The UK government heavily taxes cigarettes and alcohol. For example, around 80% of the price of a pack of cigarettes is tax, and tobacco sales generate around £10 billion a year in taxation revenue.
So why does it not also tax junk foods? What, exactly, is the perceived difference?
Why is our system of taxation and subsidies not designed to make healthy foods more affordable and unhealthy ones more expensive? What is the point of the UK government spending mega millions on campaigns designed to coax people into making healthier choices, when it’s cheaper to buy a takeaway, a ready meal or a monstrous meat pie than it is to put together a dish of real, fresh, organic foods?
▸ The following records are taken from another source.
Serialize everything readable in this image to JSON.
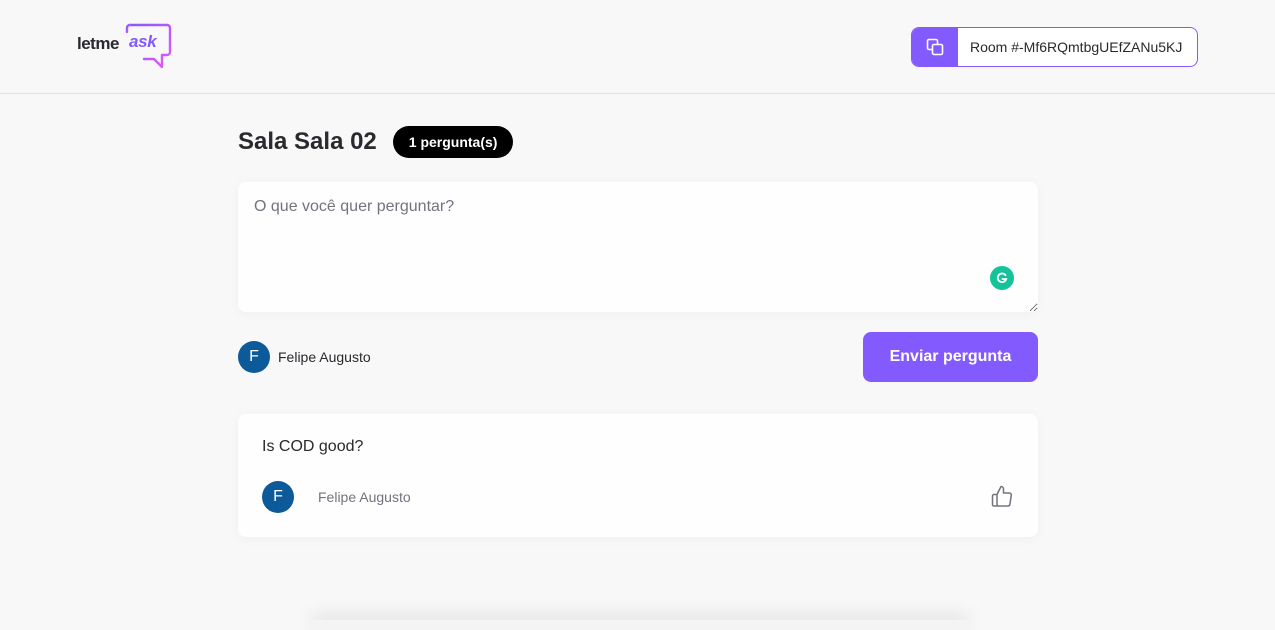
{
  "header": {
    "logo": {
      "part1": "letme",
      "part2": "ask"
    },
    "room_code": "Room #-Mf6RQmtbgUEfZANu5KJ"
  },
  "room": {
    "title": "Sala Sala 02",
    "question_count": "1 pergunta(s)"
  },
  "form": {
    "placeholder": "O que você quer perguntar?",
    "value": "",
    "user": {
      "avatar_letter": "F",
      "name": "Felipe Augusto"
    },
    "submit_label": "Enviar pergunta"
  },
  "questions": [
    {
      "content": "Is COD good?",
      "author": {
        "avatar_letter": "F",
        "name": "Felipe Augusto"
      },
      "like_icon": "thumbs-up-icon"
    }
  ],
  "colors": {
    "accent": "#835afd",
    "avatar": "#0d5a9a",
    "badge": "#000000",
    "grammarly": "#15c39a"
  }
}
Of course, the definition of “junk food” would have to be relatively narrow here. The Food Standards Agency advises moderation with any food or drink that contains more than:
- 10 grams of sugar
- 5 grams of saturated fat
- 0.5 grams of sodium
Any processed (as opposed to real), non-organic food that qualifies on any of the above can fairly safely be called junk. Though foods and drinks containing trans fats, or sporting ingredients lists like this…
“Carbonated Water, Colour (E150d Caramel), Sweeteners (E951 Aspartame*, E954 Sodium Saccharin), E338 Phosphoric Acid, Flavourings, E330 Citric Acid, Preservative (E211 Sodium Benzoate), Acidity Regulator (E331 Sodium Citrate), Caffeine, Anti-foaming Agent (E900 Dimethylpolysiloxane)”
…are junk regardless of fat, sugar or salt content. In case you’re wondering, it’s a diet cola.
Junk food consumption costs the health service untold millions every year, and sports a massive great carbon footprint. So why not insist that those of us who want to eat such foods must pay duties on them which reflect their true cost to society? It’s not as if those who can’t afford to would be missing anything that’s necessary or good for them.
Let’s be clear: the only people who really benefit from junk food’s true cost being externalised to society as a whole are the companies and investors who get rich off others getting sick.
Of course, the stock objection to suggestions that the government should introduce fiscal measures that encourage people to adopt better diets is that it is a “nanny state” measure. But surely anyone who objects to “nannying” believes that we must each take full responsibility for our actions, and their consequences. All a tax would do is ensure that those of us who make the choice to consume junk food pay a price for it that more closely reflects its true cost.
The duty on cigarettes goes a long way towards paying for the indirect costs of smoking. A junk food tax that reflects the true cost to society of these “foods” would be the surest way to improve the nation’s health, the nation’s finances and our collective carbon footprint to boot.